It’s a common refrain among the public: healthful food costs more. However, this isn’t necessarily true, especially if you consider the cost per nutrient. Sure, an apple that costs about a dollar is more expensive than a serving of potato chips ($0.23) or a serving of peanut butter cheese sandwich crackers ($0.31). But when we look at the nutrients in an apple compared to the nutrients in the chips or crackers, the apple is the hands-down winner. Purchasing calories is cheap because calorie-dense, low-nutrient foods are relatively inexpensive. But, when looking at nutrient density, fruits, vegetables, and other nutritious foods are absolute winners.
Adam Drewnowski PhD, director of the Center for Public Health Nutrition at the University of Washington, told a group of registered dietitians during a webinar in January 2012 that fruits and vegetables contribute 12% of the energy in our diets, but way more of the nutrients. They offer:
- More than 70% of vitamin C
- About 30% of fiber
- More than 25% of potassium
- More than 60% of beta-carotene
- More than 50% of our lutein + zeaxanthin
These are important points we can make when helping our patients understand the true cost of food. In an attempt to rank fruits and vegetables for affordability and nutrient density, Drewnowski developed an affordability metric using seven nutrients: vitamins C and A, folate, calcium, magnesium, potassium, and fiber. Here are the results...
Best Nutrient Bargains: Fresh Fruit
Naval oranges, kiwi, bananas, tangerines, watermelon, grapefruit, mangoes, cantaloupe, pears, honeydew, strawberries, plums, apples, pineapple, and papaya.
Best Nutrient Bargains: Fresh Vegetables
Sweet potatoes, carrots, white potatoes, broccoli, cabbage, collard greens, romaine lettuce, turnip greens, celery, cauliflower, kale, onions, spinach, mustard greens, iceberg lettuce, and Brussels sprouts. Finally, let’s not forget to encourage our clients to consider canned and frozen fruits and vegetables as affordable, convenient, and nutritious options.
All Fruits and Vegetables Really Do Fit on MyPlate. Webinar January 11, 2012, Presented to School Nutrition Services DPG of the Academy of Nutrition and Dietetics
By Jill Weisenberger, MS, RD, CDE

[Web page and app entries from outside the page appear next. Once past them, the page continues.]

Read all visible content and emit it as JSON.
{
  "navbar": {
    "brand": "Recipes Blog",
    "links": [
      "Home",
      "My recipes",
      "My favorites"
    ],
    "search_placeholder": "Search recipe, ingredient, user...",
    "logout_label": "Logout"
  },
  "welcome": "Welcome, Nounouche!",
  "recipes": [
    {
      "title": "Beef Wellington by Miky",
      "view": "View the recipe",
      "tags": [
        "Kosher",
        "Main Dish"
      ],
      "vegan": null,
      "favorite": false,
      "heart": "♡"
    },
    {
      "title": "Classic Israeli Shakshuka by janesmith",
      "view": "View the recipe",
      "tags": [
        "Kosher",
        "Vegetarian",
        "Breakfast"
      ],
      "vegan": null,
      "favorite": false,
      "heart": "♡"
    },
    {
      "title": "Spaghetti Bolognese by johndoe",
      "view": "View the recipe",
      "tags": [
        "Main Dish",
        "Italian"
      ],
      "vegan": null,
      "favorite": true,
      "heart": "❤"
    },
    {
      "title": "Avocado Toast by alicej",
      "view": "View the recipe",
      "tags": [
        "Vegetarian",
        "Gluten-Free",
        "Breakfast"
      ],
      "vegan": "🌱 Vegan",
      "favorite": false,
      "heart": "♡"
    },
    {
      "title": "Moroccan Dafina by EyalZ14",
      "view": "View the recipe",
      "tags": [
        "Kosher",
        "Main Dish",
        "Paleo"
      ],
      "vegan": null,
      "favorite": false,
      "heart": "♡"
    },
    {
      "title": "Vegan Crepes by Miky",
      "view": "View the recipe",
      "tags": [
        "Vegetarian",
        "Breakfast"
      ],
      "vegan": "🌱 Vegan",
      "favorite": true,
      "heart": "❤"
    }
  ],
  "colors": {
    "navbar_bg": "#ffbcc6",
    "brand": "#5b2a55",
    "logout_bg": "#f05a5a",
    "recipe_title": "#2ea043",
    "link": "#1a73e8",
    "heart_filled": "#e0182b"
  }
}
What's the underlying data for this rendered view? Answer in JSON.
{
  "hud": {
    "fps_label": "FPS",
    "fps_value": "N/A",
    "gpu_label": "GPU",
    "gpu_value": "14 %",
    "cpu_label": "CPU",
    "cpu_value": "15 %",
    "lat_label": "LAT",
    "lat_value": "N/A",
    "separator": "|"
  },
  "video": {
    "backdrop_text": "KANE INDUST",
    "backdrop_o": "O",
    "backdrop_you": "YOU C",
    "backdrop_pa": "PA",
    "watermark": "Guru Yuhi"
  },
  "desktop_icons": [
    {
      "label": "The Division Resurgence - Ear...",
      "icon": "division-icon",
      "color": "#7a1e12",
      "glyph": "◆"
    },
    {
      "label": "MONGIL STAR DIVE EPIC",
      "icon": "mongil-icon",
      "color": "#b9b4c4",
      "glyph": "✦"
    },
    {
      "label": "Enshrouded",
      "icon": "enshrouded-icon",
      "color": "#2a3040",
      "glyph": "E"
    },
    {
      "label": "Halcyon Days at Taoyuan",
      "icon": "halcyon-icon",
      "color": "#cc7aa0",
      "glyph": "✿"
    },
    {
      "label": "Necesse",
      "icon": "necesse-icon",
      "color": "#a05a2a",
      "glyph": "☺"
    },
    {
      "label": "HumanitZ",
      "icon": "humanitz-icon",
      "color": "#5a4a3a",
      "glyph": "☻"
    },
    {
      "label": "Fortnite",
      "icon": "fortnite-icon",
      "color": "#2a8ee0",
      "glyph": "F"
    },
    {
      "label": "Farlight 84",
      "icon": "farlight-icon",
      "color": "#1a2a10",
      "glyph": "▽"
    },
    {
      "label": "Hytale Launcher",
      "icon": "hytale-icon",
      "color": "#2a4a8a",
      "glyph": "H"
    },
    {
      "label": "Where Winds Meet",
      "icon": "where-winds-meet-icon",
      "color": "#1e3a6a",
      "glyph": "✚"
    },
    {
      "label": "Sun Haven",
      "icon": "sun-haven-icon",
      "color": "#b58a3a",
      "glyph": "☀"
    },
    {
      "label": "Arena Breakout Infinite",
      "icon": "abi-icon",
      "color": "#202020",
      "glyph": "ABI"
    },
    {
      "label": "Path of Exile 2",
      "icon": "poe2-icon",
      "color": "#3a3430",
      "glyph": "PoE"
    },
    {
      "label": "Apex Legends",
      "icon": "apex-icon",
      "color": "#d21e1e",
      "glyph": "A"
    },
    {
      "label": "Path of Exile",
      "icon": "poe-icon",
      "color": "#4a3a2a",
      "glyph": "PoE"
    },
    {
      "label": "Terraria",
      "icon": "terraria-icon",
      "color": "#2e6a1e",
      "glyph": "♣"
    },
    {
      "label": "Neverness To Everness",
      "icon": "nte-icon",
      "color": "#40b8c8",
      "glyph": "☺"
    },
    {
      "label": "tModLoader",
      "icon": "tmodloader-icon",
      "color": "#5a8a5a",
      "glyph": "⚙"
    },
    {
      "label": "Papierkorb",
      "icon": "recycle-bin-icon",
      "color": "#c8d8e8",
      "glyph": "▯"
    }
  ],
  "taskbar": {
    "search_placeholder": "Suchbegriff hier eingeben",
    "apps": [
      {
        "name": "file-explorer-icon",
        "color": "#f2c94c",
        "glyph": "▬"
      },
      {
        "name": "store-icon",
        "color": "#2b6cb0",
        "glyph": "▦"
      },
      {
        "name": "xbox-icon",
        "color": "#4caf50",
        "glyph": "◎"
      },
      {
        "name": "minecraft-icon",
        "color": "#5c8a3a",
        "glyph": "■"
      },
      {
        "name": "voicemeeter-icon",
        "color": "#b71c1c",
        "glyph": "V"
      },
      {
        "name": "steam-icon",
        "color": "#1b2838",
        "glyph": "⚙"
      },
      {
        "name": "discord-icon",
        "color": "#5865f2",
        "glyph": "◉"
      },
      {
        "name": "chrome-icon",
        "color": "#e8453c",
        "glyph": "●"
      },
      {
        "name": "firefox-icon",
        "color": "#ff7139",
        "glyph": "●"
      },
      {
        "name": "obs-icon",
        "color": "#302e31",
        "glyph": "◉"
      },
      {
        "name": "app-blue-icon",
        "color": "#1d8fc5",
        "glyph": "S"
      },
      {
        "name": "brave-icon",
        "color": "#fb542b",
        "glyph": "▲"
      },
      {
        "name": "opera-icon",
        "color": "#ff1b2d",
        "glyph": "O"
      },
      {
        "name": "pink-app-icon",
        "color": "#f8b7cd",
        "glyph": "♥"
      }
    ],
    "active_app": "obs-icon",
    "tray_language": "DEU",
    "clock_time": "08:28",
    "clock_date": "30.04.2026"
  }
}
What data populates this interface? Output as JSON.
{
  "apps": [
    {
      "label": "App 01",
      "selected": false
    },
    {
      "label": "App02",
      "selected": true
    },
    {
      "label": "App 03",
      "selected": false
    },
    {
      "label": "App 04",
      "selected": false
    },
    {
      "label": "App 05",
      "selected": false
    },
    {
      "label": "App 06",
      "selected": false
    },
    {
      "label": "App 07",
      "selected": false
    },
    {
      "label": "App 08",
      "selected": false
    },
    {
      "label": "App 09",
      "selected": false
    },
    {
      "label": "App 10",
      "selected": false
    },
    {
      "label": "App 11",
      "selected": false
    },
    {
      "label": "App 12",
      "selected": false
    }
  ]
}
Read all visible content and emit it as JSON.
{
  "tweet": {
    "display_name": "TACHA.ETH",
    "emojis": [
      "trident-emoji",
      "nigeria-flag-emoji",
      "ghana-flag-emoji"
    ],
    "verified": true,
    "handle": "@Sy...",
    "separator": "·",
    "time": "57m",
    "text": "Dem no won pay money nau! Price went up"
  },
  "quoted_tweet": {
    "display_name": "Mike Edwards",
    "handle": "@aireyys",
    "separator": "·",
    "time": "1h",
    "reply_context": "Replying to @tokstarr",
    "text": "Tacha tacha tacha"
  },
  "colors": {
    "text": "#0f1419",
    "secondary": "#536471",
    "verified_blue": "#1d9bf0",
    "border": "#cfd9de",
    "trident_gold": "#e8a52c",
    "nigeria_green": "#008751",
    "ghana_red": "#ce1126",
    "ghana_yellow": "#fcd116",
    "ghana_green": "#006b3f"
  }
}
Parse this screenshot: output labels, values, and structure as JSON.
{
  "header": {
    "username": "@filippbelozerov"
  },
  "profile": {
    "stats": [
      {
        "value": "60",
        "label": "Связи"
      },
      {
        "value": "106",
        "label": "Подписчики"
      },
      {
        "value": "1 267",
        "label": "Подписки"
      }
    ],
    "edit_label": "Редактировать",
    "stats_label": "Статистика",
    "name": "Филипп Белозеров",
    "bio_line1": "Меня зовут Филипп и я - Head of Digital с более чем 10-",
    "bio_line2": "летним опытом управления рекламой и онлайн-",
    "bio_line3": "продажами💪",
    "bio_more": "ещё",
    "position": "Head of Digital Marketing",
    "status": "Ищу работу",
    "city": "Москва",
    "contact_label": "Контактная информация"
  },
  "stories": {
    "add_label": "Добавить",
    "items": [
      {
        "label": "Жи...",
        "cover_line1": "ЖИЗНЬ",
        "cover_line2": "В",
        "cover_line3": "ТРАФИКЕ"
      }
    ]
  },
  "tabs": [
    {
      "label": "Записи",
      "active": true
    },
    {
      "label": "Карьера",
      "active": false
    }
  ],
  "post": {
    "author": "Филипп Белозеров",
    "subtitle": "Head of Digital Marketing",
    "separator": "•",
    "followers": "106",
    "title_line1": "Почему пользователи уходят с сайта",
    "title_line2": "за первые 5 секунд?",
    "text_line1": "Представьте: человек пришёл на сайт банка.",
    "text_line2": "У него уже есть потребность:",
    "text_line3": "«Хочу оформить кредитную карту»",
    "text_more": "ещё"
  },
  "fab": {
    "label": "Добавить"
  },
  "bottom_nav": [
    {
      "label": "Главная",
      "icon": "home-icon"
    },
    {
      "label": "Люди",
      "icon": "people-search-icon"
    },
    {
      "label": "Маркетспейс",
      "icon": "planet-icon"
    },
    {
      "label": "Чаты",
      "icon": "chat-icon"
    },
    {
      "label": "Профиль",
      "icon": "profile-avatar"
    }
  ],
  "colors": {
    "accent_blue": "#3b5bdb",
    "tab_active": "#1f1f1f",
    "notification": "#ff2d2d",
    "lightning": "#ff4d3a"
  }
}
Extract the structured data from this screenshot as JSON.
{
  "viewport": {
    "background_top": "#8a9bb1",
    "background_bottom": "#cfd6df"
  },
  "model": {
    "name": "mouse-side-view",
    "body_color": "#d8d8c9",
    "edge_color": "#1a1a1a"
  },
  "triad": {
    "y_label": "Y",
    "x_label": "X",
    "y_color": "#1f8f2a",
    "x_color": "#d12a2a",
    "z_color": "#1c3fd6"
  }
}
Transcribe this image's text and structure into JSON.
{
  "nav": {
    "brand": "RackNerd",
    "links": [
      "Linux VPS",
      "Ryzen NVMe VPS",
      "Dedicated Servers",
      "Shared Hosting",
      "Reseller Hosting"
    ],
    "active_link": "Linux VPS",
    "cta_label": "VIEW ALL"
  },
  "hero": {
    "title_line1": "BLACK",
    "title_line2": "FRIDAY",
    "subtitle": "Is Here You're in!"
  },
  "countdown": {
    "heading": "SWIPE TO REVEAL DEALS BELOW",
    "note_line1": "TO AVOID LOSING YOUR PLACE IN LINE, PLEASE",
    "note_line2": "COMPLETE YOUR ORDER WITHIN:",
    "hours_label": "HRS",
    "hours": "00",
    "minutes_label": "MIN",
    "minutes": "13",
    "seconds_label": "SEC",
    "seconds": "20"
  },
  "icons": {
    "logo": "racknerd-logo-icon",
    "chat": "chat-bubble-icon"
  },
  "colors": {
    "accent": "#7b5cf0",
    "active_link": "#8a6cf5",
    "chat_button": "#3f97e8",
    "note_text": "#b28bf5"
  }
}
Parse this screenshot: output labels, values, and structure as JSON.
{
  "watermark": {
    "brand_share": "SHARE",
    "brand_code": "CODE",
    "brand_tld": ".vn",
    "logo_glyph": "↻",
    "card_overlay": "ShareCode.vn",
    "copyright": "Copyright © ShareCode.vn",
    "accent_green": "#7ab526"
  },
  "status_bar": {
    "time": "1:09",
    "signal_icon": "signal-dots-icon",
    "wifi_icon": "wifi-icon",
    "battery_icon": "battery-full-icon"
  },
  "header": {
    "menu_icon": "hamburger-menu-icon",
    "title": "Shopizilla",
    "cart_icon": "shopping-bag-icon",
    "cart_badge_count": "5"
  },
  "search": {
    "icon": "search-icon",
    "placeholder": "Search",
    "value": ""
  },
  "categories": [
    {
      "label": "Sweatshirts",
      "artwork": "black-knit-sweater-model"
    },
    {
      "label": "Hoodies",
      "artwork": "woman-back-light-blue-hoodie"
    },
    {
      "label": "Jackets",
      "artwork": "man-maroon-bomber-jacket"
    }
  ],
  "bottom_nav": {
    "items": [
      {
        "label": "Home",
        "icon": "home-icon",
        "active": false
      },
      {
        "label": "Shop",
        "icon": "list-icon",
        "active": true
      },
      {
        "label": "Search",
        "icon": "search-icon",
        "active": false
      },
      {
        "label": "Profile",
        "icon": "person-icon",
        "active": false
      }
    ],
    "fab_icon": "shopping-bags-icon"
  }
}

Judy’s passion for cooking began with helping her grandmother make raisin oatmeal for breakfast. From there she earned her first food service job at 15, was accepted to the world famous Culinary Institute of America at 18 (where she graduated second in her class), and went on to the Fachschule Richemont in Switzerland where she focused on pastry arts and baking. But after learning that the quality of a croissant directly varies with how much butter it has, Judy sought to challenge herself by coming up with recipes that were as healthy as they were tasty.
Judy received The Culinary Institute of America’s Pro Chef II certification, the American Culinary Federation Bronze Medal, Gold Medal, and ACF Chef of the Year. Her enthusiasm for eating nutritiously and deliciously leads her to constantly innovate and use the latest in nutritional science to guide her creativity, from putting new twists on fajitas to adapting Italian brownies to include ingredients like toasted nuts and cooked honey. Judy’s publishing company, Food and Health Communications, is dedicated to her vision that everyone can make food that tastes as good as it is for you.